The foundation’s Remote Learning Resources grant sizes were based on each school’s expressed need and its student enrollment. Using this formula, Santa Ynez Valley High School, which boasts the largest student population in the valley with an enrollment of 853, received the top grant of $32,175.
The high school has taken a creative approach to reducing the distance some students may be feeling while learning from home.
“This donation to our school district has allowed us to fund a community liaison position that will provide a critical point of contact with, and support for, valley families that are experiencing unique struggles with facilitating distance learning for their children,” said Scott Cory, superintendent of the Santa Ynez Valley High Union School District.
“The Santa Ynez Band of Chumash Indians continues to be amazing community partners with us,” he said.
The foundation’s Remote Learning Resource program was developed to help schools address unforeseen costs caused by COVID-19 restrictions.
The other 11 schools receiving donations were Ballard Elementary, Dunn High School, Dunn Middle School, Jonata Middle School, Los Olivos Elementary, Oak Valley Elementary, Santa Ynez Charter School, Santa Ynez Elementary, Santa Ynez Valley Christian Academy, Solvang Elementary and The Family School, with grants ranging from $14,625 to $2,500 for these schools.

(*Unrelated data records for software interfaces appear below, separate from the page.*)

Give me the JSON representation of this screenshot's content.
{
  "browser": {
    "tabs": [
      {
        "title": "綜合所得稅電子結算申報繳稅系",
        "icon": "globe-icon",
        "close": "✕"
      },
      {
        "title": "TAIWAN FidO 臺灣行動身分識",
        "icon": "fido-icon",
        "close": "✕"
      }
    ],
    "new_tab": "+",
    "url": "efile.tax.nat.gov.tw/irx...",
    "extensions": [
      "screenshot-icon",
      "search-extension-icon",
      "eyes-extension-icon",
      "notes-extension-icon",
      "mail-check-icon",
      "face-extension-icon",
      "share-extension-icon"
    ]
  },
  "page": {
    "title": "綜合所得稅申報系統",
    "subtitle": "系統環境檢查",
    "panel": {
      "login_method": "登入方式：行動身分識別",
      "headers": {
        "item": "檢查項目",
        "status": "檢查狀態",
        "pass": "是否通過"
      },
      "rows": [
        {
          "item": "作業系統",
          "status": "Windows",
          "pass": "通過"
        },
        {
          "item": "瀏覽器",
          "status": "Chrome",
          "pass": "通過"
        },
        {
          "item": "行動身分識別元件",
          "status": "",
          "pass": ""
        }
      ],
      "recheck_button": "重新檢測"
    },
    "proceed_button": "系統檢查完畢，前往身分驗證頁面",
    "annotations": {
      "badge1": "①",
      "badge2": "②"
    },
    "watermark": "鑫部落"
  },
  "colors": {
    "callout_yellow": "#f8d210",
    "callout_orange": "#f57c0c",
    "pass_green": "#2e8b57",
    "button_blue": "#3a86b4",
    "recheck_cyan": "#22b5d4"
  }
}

Randal Haggard, superintendent of the Buellton Union School District, said donations to Oak Valley Elementary and Jonata Middle School will help some students gain access to the Internet.

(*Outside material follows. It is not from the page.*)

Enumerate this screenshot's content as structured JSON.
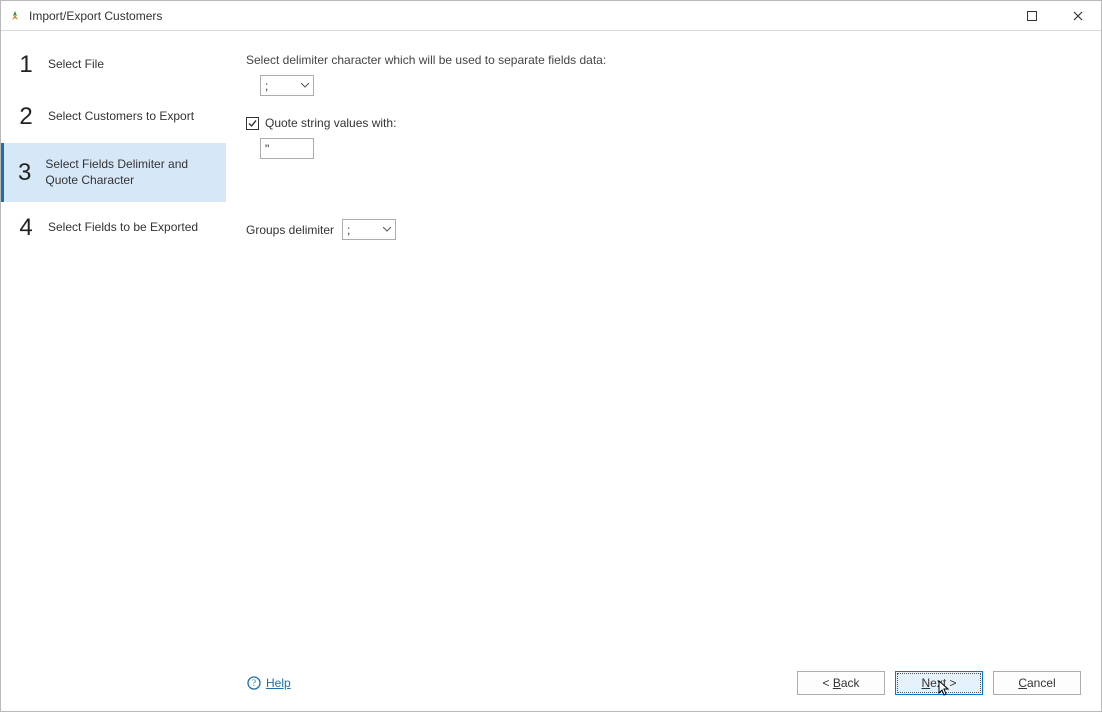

“We have students who live on ranches and in areas that have shadow spots for cell service and wifi access, and connecting those families can be a significant expense,” he said. “These funds will help defray some of those costs. Also, it was the tribe’s generosity that helped us kick-start our one-to-one technology program, so this donation will be another shot in the arm for that effort.”
Haggard added that the gesture from the tribe represents the strength of the local community and its willingness to support its youth.
“At a time when we probably use the word unprecedented too frequently, this is truly a situation we’ve never experienced before,” he said of distance learning during a pandemic. “A donation like this meets the immediate needs. I can’t say enough about how grateful we are to have our community reaching out and being a safety net during this incredibly difficult time.”
Kenneth Kahn, tribal chairman for the Santa Ynez Band of Chumash Indians, said the foundation’s board has been inspired by the extraordinary lengths schools have gone to ensuring students are successful in today’s new learning environment.
“Our tribe places a high value on education, and we felt it was important to help our local schools with additional funds during these challenging times,” he said. “We’re proud to be part of a community that will go the extra mile to meet the educational needs for our future leaders and innovators.”
The Santa Ynez Band of Chumash Indians has donated more than $25 million to hundreds of groups, organizations and schools in the community and across the nation as part of the tribe’s long-standing tradition of giving.